18. UNISON would also welcome action taken to reduce delays and short notice postponements at Employment Tribunal cases. Such delays cause considerable disadvantages to workers taking cases, especially if they are calling witnesses all of whom have to take time off work to appear.

Clause 135 ‘Whistleblowing’

19. Clause 135 aims to improve clarity and transparency around the reporting process for disclosures made by whistleblowers, as well increase confidence that these will receive follow up and investigation. UNISON agrees that prescribed bodies should be required to share some base level data about the number of concerns raised, pursued and upheld in any given time period. It is our view that prescribed bodies are required to be involved in issues of encouraging transparency - and there should be an assumption of some transparency from them also.

20. UNISON shares the concern of the TUC that whistleblowers will be further discouraged by the changes the government has made to S 43B of the Employment Rights Act, requiring whistleblowers to make a judgement call on the public interest test. Employment Tribunal fees and costs to access workplace justice will also deter employees from exposing wrongdoing in the workplace.

Clause 138 ‘National Minimum Wage’

21. This clause aims to improve compliance by increasing the penalties on employers who do not pay the National Minimum Wage (NMW). UNISON agrees that the maximum fine for non-compliance of the NMW should be raised as a deterrent. However, simply increasing the fines without improving and giving appropriate resources for enforcement would undercut this clause. The Low Pay Commission has noted that the current Government has successively reduced funding for NMW enforcement and awareness. UNISON believes that this must be reversed. Leaving enforcement to be triggered by affected workers, who are vulnerable to losing their job, allows too many workers to continue to receive unlawfully low levels of pay.

22. A report by HMRC on ‘National Minimum Wage compliance in the social care sector’ found that non-compliance with the NMW was widespread throughout the social care sector.
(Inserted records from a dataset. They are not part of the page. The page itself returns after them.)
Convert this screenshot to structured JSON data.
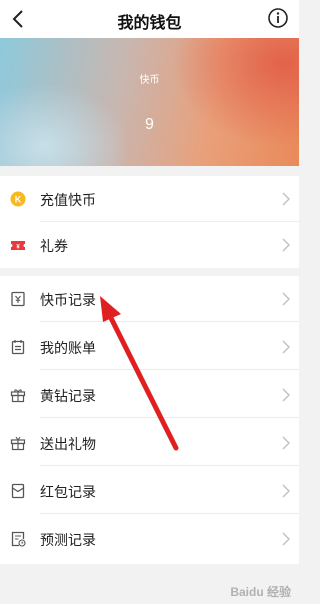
{
  "header": {
    "title": "我的钱包",
    "back_icon": "chevron-left-icon",
    "info_icon": "info-icon"
  },
  "balance": {
    "label": "快币",
    "value": "9"
  },
  "group1": [
    {
      "label": "充值快币",
      "icon": "coin-k-icon"
    },
    {
      "label": "礼券",
      "icon": "coupon-icon"
    }
  ],
  "group2": [
    {
      "label": "快币记录",
      "icon": "yen-receipt-icon"
    },
    {
      "label": "我的账单",
      "icon": "bill-icon"
    },
    {
      "label": "黄钻记录",
      "icon": "gift-box-icon"
    },
    {
      "label": "送出礼物",
      "icon": "gift-send-icon"
    },
    {
      "label": "红包记录",
      "icon": "red-envelope-icon"
    },
    {
      "label": "预测记录",
      "icon": "prediction-icon"
    }
  ],
  "annotation": {
    "color": "#e02020"
  },
  "watermark": {
    "text": "Baidu 经验"
  },
  "colors": {
    "coin": "#f6b91e",
    "coupon": "#e9383f",
    "icon_stroke": "#555555",
    "chevron": "#c4c4c4"
  }
}
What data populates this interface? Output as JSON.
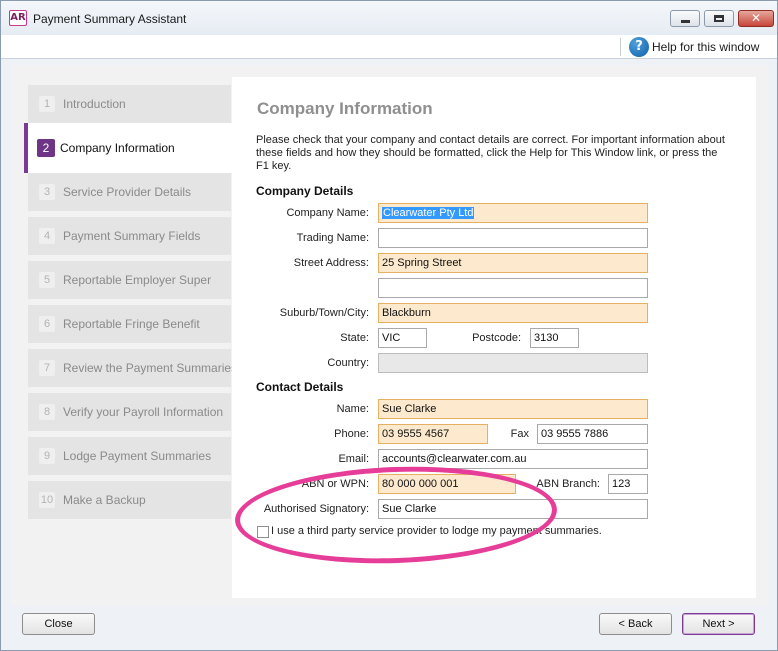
{
  "window": {
    "icon_text": "AR",
    "title": "Payment Summary Assistant",
    "help_link": "Help for this window"
  },
  "steps": [
    {
      "num": "1",
      "label": "Introduction",
      "active": false
    },
    {
      "num": "2",
      "label": "Company Information",
      "active": true
    },
    {
      "num": "3",
      "label": "Service Provider Details",
      "active": false
    },
    {
      "num": "4",
      "label": "Payment Summary Fields",
      "active": false
    },
    {
      "num": "5",
      "label": "Reportable Employer Super",
      "active": false
    },
    {
      "num": "6",
      "label": "Reportable Fringe Benefit",
      "active": false
    },
    {
      "num": "7",
      "label": "Review the Payment Summaries",
      "active": false
    },
    {
      "num": "8",
      "label": "Verify your Payroll Information",
      "active": false
    },
    {
      "num": "9",
      "label": "Lodge Payment Summaries",
      "active": false
    },
    {
      "num": "10",
      "label": "Make a Backup",
      "active": false
    }
  ],
  "main": {
    "heading": "Company Information",
    "intro": "Please check that your company and contact details are correct. For important information about these fields and how they should be formatted, click the Help for This Window link, or press the F1 key.",
    "company_section": "Company Details",
    "contact_section": "Contact Details"
  },
  "fields": {
    "company_name": {
      "label": "Company Name:",
      "value": "Clearwater Pty Ltd"
    },
    "trading_name": {
      "label": "Trading Name:",
      "value": ""
    },
    "street_address": {
      "label": "Street Address:",
      "value": "25 Spring Street"
    },
    "street_address2": {
      "value": ""
    },
    "suburb": {
      "label": "Suburb/Town/City:",
      "value": "Blackburn"
    },
    "state": {
      "label": "State:",
      "value": "VIC"
    },
    "postcode": {
      "label": "Postcode:",
      "value": "3130"
    },
    "country": {
      "label": "Country:",
      "value": ""
    },
    "contact_name": {
      "label": "Name:",
      "value": "Sue Clarke"
    },
    "phone": {
      "label": "Phone:",
      "value": "03 9555 4567"
    },
    "fax": {
      "label": "Fax",
      "value": "03 9555 7886"
    },
    "email": {
      "label": "Email:",
      "value": "accounts@clearwater.com.au"
    },
    "abn": {
      "label": "ABN or WPN:",
      "value": "80 000 000 001"
    },
    "abn_branch": {
      "label": "ABN Branch:",
      "value": "123"
    },
    "signatory": {
      "label": "Authorised Signatory:",
      "value": "Sue Clarke"
    }
  },
  "third_party": {
    "label": "I use a third party service provider to lodge my payment summaries.",
    "checked": false
  },
  "buttons": {
    "close": "Close",
    "back": "< Back",
    "next": "Next >"
  },
  "colors": {
    "accent": "#6e3485",
    "required_fill": "#fde9cd",
    "highlight": "#e63d98"
  }
}
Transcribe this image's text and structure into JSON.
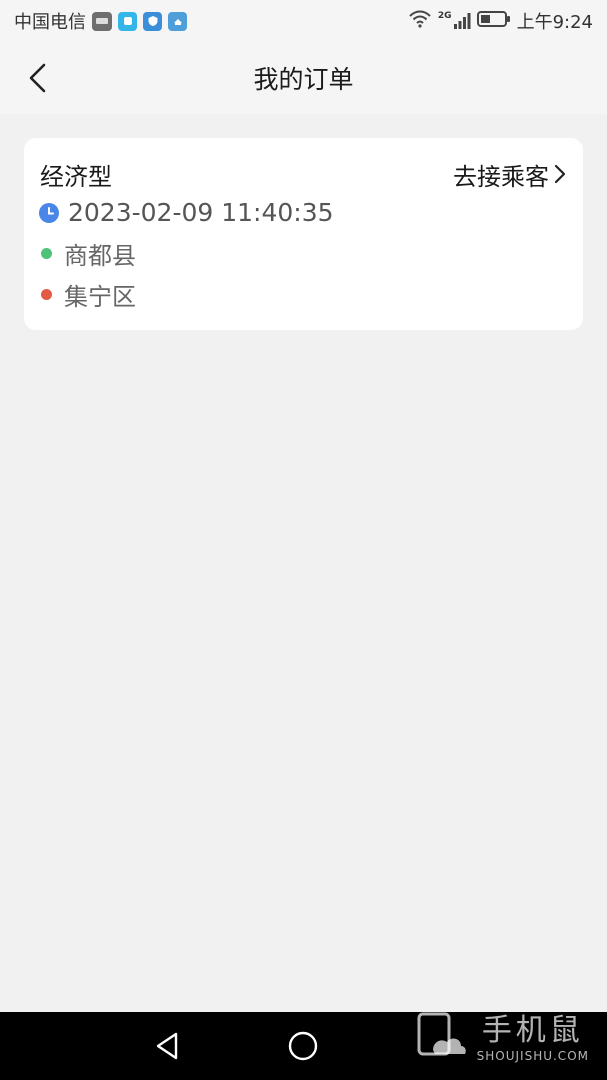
{
  "status_bar": {
    "carrier": "中国电信",
    "network": "2G",
    "time": "上午9:24",
    "icons": [
      "app-badge-icon",
      "app-cyan-icon",
      "app-shield-icon",
      "app-cloud-icon",
      "wifi-icon",
      "signal-icon",
      "battery-icon"
    ]
  },
  "header": {
    "back_icon": "chevron-left-icon",
    "title": "我的订单"
  },
  "order": {
    "car_type": "经济型",
    "action_label": "去接乘客",
    "datetime": "2023-02-09 11:40:35",
    "origin": "商都县",
    "destination": "集宁区",
    "colors": {
      "clock": "#4a86e8",
      "origin_dot": "#4fc27a",
      "destination_dot": "#e35b43"
    }
  },
  "nav_bar": {
    "icons": [
      "back-triangle-icon",
      "home-circle-icon"
    ]
  },
  "watermark": {
    "cn": "手机鼠",
    "en": "SHOUJISHU.COM"
  }
}
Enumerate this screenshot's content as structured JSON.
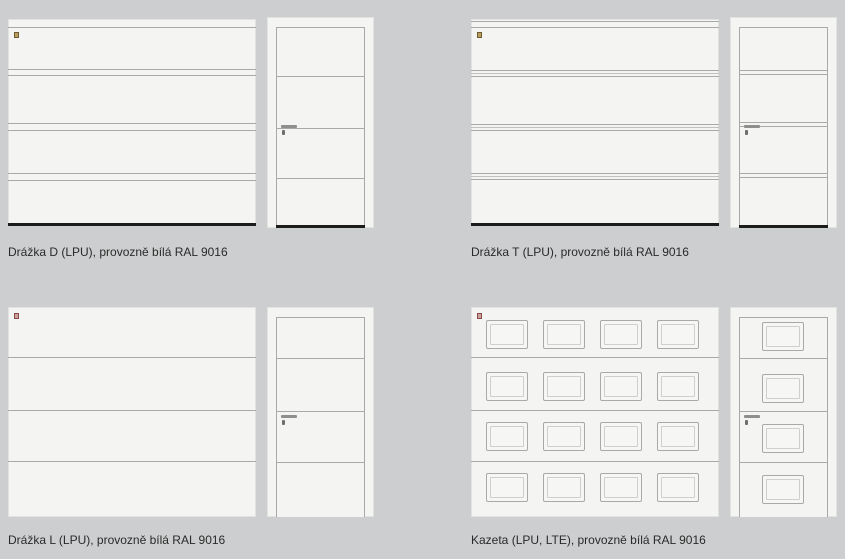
{
  "variants": [
    {
      "id": "drazka-d",
      "caption": "Drážka D (LPU), provozně bílá RAL 9016"
    },
    {
      "id": "drazka-t",
      "caption": "Drážka T (LPU), provozně bílá RAL 9016"
    },
    {
      "id": "drazka-l",
      "caption": "Drážka L (LPU), provozně bílá RAL 9016"
    },
    {
      "id": "kazeta",
      "caption": "Kazeta (LPU, LTE), provozně bílá RAL 9016"
    }
  ],
  "colors": {
    "background": "#cdcecf",
    "door_white": "#f4f4f2",
    "groove": "#a9a9a7",
    "seal": "#1c1c1c"
  }
}
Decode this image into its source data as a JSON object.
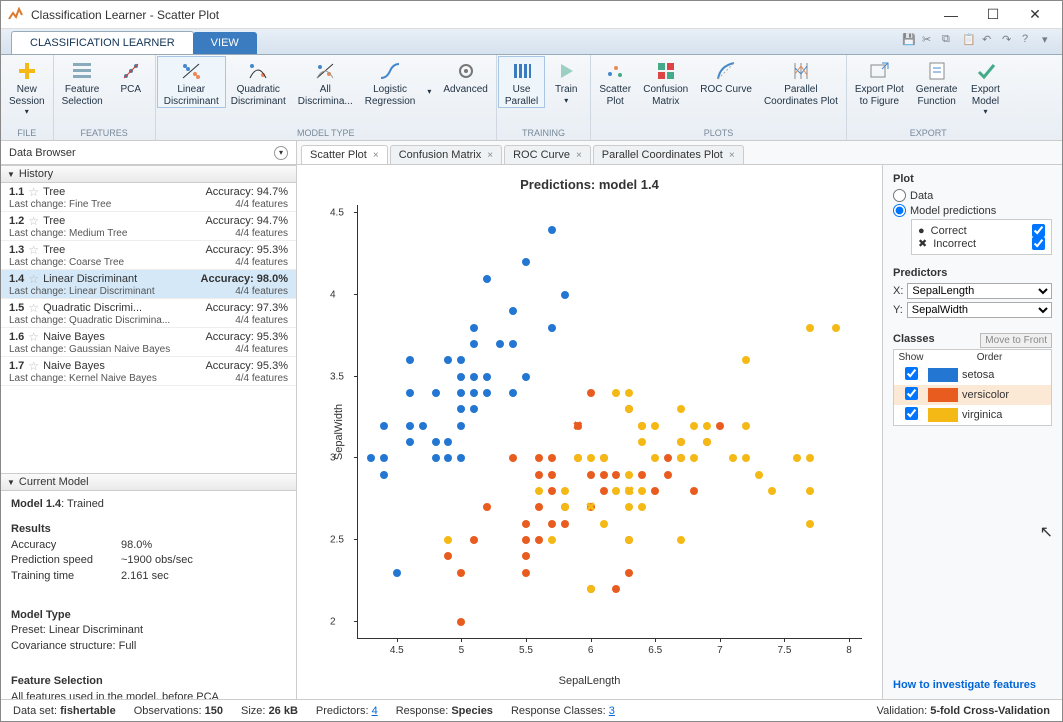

However, in the year 2011-12 HMRC only received 11formal complaints concerning non-payment of the minimum wage by homecare providers and only 19 in 2012-13. Given that most homecare workers are employed on zero hour contracts, many are too scared to report their employer for fear of having their hours ‘zeroed down’. UNISON believes that this is one of the main reasons behind the incredibly low levels of homecare workers reporting their employers for non-payment of the National Minimum Wage.

23. The failure to pay staff for their travel time between appointments is probably the single most important reason for care workers not receiving the National Minimum Wage. More than half (58%) of UNISON homecare workers in England reported that they were not paid for their travel time between visits, and this figure was still over 50% in Scotland. [5] The Public Accounts Committee recently expressed alarm that hundreds of thousands of care workers are likely to be paid less than the NMW due to public procurement bad practice.

24. At UNISON’s recent care roundtable event, members described non-payment of travel time as having become standard in homecare. This causes members particular problems when combined with the use of zero hours contracts: one member described how non-payment of travel time meant that he was under pressure to take as many hours as he possibly could under his zero hours contract. This often led to working 70-80 hours a week, 7 days a week.

25. UNISON also believes that the government should give a new formal third party role for trade unions and the Citizens Advice Bureaux, which treats their reports of breaches of the NMW as a formal complaint. All such complaints would then lead automatically to a formal investigation by HMRC Officials.

October 2014

[1] Pennycook, M., Cory, G., Alakeson, V. : ‘A Matter of Time: The rise of zero-hours contracts’ Resolution Foundation (2013) p14

[2] CIPD: ‘Zero-hours contracts: Myth and Reality’ Research Report (November 2013) p16

[3] Hansard (01/07/2013)

[4] Hansard (06/03/2013)

[5] UNISON (2012), Time to Care, October 2012, p4,

[5] UNISON Scotland (2014), Scotland – it’s time to care, http://www.unison

Prepared 15th October 2014